Trump appeared on Sean Hannity’s Fox News program talking about a team of investigators he has placed in Hawaii to look into the truth about Obama’s birth certificate. And Obama’s half sister, May Soetoro, was interviewed by Piers Morgan on CNN, where she was asked about the rumors. Meanwhile, on Wednesday, Arizona lawmakers passed a bill requiring presidential candidates to present a birth certificate in order to qualify for the state ballot. Together, these items brought renewed attention to a vexing theory that resurfaces seasonally as talk show fodder.
The No. 5 story of the week, at 3% of the newshole, was a series of some 200 tornadoes that began on Thursday in Oklahoma that killed at least 45 people and caused millions of dollars in damage.
Newsmakers of the Week
There was no question that Barack Obama loomed as the key newsmaker last week, mostly due to his nationally televised speech. That marked a change from recent weeks, including several where Obama was not the top newsmaker (Col. Gadaffi was the top newsmaker during the weeks of February 21-27 and February 28-March 6).
The No. 2 newsmaker last week, Egyptian President Hosni Mubarak, was a key figure in 2% of stories—the first time he ranked among the top five newsmakers since the week of February 7-13, when Mubarak left power in Egypt. Mubarak was hospitalized after experiencing a heart attack.
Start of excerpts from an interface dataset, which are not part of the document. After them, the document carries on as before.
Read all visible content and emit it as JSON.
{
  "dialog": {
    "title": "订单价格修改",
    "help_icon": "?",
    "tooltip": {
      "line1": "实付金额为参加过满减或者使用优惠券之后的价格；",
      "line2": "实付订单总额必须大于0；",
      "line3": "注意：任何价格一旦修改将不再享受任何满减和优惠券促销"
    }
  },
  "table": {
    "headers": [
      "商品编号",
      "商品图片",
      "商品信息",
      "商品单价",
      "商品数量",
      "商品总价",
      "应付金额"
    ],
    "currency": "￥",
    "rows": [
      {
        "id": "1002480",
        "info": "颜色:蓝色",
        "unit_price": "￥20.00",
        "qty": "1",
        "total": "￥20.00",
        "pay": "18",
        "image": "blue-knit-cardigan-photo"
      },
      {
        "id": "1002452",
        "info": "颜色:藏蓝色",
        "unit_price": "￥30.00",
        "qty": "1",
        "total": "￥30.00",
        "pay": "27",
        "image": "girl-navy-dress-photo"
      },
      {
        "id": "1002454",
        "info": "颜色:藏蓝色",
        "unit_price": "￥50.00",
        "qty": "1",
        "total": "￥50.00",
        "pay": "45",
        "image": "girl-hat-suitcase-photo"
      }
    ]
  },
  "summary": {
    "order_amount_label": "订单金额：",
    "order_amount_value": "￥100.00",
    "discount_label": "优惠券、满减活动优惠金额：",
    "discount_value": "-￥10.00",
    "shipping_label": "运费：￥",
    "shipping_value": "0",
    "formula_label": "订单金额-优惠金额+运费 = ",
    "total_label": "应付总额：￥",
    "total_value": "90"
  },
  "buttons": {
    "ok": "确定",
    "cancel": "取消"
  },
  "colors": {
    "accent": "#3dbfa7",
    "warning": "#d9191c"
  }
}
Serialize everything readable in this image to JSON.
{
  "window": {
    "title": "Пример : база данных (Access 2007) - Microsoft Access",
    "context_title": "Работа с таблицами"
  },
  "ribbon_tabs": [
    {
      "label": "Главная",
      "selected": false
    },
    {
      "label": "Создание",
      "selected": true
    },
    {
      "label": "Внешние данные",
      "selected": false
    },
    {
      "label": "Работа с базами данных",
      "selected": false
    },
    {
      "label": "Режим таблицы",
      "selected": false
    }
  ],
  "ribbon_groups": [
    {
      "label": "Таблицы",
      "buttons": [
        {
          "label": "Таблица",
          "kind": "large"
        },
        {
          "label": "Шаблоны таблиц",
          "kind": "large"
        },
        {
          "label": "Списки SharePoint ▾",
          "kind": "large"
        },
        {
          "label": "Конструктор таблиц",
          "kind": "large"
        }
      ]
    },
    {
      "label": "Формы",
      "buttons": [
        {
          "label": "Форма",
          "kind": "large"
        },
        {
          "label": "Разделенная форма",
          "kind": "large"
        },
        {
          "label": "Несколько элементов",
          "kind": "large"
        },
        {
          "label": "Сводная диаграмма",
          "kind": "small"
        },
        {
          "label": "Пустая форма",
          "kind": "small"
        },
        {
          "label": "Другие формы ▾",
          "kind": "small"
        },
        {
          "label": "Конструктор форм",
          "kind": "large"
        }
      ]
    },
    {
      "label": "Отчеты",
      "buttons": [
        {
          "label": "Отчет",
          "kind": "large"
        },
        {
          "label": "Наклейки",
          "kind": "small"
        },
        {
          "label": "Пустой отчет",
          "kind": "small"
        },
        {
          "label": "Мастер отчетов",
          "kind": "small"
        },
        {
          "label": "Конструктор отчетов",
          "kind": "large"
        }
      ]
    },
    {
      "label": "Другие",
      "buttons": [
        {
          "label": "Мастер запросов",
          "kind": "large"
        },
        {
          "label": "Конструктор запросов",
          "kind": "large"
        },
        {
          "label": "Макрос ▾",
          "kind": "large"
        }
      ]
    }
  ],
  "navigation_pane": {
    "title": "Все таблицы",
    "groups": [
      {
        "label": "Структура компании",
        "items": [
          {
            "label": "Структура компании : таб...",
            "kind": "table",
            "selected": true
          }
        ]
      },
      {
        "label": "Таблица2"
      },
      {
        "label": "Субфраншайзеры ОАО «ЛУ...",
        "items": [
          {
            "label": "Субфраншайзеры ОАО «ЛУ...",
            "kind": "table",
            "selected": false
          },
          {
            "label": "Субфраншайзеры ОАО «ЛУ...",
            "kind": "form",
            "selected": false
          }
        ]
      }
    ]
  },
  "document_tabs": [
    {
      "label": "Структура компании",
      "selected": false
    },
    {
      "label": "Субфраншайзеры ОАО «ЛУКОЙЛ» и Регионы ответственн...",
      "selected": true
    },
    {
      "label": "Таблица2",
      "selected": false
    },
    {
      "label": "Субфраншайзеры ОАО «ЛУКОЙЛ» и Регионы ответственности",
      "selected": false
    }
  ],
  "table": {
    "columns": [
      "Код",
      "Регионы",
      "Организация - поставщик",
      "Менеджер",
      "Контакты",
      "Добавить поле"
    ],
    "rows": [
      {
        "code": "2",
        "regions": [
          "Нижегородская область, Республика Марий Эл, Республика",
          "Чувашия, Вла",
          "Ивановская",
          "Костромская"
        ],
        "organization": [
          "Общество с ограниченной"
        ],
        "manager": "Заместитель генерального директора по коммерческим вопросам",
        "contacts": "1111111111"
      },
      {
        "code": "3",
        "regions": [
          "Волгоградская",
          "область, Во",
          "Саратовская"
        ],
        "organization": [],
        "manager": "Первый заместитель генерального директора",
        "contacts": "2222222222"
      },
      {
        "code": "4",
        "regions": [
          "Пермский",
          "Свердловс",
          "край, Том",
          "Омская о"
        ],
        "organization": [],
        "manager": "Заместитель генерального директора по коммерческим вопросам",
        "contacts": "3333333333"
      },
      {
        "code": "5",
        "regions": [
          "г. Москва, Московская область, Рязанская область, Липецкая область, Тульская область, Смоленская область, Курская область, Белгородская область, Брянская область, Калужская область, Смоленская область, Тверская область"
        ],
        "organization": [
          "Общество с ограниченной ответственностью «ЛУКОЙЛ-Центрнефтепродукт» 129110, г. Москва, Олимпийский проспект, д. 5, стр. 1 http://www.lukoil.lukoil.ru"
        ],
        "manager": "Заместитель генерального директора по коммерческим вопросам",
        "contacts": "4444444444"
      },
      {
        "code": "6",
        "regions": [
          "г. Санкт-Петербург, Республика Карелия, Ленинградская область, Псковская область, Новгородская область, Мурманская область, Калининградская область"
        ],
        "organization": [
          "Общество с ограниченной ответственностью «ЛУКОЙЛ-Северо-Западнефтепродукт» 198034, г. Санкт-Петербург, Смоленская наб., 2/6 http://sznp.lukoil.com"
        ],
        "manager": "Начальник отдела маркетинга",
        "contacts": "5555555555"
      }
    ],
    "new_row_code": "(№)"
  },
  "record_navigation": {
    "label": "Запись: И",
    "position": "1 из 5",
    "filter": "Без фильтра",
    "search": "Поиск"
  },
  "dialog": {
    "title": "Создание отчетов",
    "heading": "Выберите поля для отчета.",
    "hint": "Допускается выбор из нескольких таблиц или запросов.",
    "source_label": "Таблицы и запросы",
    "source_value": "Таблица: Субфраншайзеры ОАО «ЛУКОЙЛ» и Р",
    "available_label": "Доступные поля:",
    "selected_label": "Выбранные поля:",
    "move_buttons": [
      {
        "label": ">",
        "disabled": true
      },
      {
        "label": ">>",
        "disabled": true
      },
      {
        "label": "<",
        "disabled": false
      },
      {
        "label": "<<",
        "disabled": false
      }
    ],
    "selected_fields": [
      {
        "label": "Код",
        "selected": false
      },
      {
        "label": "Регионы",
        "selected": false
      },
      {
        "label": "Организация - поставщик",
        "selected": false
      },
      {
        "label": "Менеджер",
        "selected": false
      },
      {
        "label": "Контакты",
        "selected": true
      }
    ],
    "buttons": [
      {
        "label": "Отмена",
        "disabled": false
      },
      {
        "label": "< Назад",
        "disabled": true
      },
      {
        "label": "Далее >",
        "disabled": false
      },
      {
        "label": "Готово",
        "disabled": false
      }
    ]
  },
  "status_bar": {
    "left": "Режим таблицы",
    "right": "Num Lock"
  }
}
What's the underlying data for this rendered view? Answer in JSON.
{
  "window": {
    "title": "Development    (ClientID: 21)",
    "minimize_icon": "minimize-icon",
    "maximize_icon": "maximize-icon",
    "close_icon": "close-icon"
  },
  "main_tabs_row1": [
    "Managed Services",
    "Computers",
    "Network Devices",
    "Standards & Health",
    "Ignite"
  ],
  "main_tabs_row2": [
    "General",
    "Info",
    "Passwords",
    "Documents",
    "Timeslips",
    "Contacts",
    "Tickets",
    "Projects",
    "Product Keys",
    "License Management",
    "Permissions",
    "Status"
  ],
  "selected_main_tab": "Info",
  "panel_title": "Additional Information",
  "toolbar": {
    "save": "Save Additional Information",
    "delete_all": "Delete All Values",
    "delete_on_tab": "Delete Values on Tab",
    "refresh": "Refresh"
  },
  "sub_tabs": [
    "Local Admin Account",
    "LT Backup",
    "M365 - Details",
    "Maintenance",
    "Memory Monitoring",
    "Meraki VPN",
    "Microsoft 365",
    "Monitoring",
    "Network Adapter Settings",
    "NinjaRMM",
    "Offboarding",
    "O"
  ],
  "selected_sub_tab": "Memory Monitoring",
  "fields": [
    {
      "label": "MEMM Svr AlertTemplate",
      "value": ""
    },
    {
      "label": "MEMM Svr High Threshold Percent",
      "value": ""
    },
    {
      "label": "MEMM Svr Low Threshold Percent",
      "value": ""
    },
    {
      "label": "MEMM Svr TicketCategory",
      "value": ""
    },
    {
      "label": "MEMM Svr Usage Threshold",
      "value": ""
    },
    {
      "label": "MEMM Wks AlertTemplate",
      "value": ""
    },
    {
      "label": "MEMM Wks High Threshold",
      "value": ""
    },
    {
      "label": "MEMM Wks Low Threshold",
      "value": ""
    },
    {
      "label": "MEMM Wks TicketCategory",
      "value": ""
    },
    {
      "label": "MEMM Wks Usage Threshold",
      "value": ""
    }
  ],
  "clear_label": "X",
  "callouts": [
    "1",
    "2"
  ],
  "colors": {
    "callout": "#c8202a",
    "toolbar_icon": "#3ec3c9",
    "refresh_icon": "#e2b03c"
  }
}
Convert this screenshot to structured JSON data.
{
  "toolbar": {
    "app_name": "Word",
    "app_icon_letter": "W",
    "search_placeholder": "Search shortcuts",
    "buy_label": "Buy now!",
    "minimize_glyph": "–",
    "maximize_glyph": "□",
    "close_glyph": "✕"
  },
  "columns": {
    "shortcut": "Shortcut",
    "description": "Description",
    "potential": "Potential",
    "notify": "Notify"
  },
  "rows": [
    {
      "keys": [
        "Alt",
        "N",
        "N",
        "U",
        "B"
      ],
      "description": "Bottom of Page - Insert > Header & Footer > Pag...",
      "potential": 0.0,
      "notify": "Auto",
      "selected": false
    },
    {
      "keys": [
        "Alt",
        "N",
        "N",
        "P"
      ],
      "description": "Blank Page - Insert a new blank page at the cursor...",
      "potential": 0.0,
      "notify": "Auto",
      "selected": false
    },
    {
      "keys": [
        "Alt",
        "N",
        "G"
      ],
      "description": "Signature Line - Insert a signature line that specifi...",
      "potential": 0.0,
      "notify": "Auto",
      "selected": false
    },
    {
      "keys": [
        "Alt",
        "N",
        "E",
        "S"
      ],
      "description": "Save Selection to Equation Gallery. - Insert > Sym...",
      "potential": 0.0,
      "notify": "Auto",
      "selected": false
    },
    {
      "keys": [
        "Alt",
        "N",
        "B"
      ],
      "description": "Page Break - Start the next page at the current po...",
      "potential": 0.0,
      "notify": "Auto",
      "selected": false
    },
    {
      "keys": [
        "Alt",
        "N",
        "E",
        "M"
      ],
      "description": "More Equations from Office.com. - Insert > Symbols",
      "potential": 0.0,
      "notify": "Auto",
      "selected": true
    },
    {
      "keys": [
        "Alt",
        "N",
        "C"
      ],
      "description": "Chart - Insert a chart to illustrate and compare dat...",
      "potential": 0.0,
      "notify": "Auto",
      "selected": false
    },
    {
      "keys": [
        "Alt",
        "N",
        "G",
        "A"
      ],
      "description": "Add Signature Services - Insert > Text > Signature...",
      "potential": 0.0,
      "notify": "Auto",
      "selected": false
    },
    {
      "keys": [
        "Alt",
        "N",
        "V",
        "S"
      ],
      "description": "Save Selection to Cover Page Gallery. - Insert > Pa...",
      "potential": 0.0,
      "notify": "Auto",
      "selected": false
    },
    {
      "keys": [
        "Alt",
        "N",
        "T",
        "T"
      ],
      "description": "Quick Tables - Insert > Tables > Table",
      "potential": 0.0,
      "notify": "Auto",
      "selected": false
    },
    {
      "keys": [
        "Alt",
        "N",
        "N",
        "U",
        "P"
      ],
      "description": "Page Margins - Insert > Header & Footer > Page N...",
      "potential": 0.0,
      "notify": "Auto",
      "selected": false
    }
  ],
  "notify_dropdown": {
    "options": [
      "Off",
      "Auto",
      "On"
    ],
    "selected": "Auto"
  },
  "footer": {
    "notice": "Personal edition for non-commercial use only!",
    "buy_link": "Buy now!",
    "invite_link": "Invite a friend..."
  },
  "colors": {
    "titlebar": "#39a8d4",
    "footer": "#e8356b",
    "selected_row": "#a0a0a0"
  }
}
Next was Paul Ryan, at 1% of all stories. Ryan’s budget was passed by the House of Representatives at the end of the week, effectively anointing it as the official negotiation starting point of the GOP for the ongoing debate over federal spending.
At No. 4 was Donald Trump, whose potential candidacy got a boost from his perseverance in insisting there were troubling questions to be answered about Obama’s citizenship.
The No. 5 newsmaker was Lashandra Armstrong, the mother who drove herself and her children into the Hudson River in an apparent suicide (one son survived the ordeal and swam to shore, alerting authorities).
Finally, tied with Armstrong as lead newsmaker in 1% of stories, was Gaddafi, who continued to overpower rebel forces in a Libyan state that increasingly appears to have resisted the humanitarian efforts of NATO forces.
About the NCI
PEJ’s weekly News Coverage Index examines the news agenda of 52 different outlets from five sectors of the media: print, online, network TV, cable and radio. (See List of Outlets.) The weekly study, which includes some 1,000 stories, is designed to provide news consumers, journalists and researchers with hard data about what stories and topics the media are covering, the trajectories of that media narrative and differences among news platforms. The percentages are based on "newshole," or the space devoted to each subject in print and online and time on radio and TV. (See Our Methodology.) In addition, these reports also include a rundown of the week’s leading newsmakers, a designation given to people who account for at least 50% of a given story.
Jesse Holcomb of PEJ